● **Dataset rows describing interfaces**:
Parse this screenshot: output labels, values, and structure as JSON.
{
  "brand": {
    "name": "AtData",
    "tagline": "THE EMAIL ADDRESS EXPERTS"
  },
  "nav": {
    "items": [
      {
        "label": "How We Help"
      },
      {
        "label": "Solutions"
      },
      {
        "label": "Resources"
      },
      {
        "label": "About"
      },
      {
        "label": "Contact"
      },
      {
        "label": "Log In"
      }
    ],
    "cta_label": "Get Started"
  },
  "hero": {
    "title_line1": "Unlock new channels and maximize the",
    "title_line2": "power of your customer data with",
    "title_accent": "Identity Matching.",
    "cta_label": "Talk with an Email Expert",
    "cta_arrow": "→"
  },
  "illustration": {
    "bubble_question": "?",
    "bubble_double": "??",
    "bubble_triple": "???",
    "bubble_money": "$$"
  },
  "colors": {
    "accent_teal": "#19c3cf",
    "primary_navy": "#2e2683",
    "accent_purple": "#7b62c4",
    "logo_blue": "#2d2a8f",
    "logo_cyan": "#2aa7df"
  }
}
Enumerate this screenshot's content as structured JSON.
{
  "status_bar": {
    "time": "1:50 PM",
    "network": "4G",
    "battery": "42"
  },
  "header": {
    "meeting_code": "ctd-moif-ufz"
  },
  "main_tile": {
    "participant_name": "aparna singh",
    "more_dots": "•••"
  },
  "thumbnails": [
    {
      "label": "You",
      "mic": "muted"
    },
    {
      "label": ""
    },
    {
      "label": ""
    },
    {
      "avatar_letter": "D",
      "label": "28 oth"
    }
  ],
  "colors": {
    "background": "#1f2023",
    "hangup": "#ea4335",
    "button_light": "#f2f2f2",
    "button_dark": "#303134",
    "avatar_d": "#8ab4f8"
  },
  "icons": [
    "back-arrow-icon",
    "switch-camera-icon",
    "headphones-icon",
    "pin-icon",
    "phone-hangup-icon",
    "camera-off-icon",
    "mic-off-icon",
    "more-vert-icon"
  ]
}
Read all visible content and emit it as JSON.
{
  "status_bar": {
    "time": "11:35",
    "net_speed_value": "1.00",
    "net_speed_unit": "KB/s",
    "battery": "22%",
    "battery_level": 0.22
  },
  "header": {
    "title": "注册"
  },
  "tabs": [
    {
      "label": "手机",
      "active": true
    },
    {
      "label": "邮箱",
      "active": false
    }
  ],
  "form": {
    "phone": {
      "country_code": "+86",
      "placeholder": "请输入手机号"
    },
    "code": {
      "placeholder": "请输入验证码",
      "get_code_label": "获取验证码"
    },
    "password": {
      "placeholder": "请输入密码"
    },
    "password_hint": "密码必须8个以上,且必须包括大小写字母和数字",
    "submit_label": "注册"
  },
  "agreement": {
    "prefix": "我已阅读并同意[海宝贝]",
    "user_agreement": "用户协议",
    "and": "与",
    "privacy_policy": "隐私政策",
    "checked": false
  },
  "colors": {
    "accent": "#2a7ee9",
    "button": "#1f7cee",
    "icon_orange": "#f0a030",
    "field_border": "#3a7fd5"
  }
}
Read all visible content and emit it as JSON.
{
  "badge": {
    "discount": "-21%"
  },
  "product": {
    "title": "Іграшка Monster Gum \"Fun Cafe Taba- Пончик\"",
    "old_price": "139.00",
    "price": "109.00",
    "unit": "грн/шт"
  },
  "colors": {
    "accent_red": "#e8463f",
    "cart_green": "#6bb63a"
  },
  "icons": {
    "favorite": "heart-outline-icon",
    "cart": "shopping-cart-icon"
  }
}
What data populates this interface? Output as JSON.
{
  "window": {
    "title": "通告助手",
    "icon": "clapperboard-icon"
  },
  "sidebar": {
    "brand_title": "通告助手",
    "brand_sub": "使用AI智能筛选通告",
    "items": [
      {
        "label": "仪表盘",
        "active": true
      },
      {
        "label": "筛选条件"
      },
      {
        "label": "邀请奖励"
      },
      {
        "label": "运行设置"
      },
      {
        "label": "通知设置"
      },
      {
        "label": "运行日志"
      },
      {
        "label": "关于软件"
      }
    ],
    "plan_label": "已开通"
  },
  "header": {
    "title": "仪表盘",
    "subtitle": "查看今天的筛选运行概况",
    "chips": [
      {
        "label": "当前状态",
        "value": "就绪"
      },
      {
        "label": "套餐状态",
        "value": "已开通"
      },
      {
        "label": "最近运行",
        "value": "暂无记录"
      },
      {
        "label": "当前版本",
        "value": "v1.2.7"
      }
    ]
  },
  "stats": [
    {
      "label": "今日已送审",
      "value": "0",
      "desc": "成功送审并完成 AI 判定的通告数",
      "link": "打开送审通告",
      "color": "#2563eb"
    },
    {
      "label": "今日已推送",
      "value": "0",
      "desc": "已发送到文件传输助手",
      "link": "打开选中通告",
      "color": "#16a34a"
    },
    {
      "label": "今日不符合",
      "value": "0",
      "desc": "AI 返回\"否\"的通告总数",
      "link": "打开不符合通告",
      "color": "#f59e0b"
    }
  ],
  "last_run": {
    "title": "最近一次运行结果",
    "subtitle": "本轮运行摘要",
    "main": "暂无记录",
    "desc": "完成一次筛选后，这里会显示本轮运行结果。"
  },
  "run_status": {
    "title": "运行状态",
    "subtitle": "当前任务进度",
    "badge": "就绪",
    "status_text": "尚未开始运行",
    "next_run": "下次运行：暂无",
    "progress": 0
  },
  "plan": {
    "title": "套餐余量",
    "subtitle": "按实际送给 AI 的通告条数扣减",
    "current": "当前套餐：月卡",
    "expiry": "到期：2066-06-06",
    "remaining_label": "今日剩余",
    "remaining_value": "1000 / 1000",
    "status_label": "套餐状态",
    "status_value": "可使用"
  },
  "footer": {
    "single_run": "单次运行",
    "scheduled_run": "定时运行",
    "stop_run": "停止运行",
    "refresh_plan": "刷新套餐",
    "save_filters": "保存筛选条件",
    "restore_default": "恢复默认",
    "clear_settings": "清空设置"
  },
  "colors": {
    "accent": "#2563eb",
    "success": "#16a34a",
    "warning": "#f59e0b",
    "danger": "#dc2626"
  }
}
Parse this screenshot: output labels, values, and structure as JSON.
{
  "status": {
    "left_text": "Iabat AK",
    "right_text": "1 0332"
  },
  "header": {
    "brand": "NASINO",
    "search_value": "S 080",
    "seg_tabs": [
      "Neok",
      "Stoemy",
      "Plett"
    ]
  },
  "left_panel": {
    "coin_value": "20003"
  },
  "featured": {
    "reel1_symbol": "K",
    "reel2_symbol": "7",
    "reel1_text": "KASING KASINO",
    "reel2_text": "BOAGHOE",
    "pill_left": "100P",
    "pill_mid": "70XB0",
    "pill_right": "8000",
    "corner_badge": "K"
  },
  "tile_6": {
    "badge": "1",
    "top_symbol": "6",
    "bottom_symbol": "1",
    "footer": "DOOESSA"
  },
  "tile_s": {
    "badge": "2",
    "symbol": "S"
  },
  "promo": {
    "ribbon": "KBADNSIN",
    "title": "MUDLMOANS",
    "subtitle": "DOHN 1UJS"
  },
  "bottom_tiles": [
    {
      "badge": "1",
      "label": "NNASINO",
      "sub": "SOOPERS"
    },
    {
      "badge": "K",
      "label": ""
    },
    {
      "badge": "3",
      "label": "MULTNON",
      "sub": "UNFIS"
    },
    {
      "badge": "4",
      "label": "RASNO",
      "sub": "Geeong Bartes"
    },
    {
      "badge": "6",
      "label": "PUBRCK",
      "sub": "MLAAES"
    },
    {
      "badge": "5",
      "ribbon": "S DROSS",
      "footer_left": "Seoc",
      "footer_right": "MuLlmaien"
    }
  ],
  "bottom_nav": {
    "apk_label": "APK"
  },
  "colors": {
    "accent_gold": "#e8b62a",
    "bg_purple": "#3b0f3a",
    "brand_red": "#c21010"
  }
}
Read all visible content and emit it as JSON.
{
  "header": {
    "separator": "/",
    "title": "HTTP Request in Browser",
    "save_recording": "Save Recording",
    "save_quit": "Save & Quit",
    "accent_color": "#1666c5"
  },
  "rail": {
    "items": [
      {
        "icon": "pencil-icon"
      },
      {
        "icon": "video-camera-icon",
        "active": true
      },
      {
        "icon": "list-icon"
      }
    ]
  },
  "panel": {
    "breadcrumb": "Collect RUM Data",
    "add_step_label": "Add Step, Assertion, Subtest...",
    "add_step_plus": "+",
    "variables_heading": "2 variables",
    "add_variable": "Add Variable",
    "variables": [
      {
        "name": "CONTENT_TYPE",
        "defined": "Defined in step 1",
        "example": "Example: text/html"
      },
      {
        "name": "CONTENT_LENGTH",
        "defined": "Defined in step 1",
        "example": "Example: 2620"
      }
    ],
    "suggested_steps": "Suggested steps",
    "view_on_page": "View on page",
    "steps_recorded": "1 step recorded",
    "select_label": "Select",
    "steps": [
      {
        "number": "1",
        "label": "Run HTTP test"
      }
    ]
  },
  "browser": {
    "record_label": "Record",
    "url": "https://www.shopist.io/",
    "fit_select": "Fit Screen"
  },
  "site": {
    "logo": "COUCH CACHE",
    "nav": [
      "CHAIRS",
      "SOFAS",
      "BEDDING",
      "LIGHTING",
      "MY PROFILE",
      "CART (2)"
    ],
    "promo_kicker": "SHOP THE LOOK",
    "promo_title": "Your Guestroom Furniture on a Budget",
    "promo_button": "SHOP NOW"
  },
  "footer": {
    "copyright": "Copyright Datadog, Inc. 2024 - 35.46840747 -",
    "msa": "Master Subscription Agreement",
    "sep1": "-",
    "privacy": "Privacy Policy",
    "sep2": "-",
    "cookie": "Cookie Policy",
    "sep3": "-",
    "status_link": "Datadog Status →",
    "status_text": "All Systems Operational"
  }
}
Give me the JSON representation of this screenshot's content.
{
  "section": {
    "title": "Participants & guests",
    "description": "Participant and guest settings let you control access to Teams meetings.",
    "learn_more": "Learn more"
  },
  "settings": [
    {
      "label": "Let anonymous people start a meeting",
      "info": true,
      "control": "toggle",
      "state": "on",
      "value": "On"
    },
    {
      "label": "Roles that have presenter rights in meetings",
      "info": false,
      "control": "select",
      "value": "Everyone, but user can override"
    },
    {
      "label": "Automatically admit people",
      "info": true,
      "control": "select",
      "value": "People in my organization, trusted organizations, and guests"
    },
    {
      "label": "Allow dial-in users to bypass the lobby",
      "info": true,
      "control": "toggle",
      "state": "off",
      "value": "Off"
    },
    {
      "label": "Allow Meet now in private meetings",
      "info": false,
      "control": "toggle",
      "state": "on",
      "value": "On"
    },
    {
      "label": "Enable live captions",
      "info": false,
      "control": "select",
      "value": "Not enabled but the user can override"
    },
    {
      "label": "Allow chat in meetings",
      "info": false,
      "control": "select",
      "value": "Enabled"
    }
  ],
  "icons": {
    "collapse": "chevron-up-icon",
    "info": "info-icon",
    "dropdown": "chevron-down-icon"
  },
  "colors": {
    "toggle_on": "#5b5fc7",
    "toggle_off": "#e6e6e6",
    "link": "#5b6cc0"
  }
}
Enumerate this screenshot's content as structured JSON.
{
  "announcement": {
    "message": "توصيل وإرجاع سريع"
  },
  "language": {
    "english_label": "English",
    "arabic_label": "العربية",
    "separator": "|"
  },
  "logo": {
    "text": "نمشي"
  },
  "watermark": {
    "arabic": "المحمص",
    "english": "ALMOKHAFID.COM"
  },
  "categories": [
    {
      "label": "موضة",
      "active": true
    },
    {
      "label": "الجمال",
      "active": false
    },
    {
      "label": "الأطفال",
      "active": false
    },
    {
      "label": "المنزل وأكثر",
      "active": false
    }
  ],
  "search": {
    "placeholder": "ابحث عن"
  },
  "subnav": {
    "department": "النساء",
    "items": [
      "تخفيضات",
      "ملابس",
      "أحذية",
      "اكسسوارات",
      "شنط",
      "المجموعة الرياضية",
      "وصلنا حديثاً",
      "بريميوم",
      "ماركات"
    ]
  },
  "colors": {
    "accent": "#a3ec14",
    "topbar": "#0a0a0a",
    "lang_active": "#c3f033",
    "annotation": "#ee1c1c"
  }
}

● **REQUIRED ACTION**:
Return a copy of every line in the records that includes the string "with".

● **WRITTEN ANSWER**:
    "title_line2": "power of your customer data with",
    "cta_label": "Talk with an Email Expert",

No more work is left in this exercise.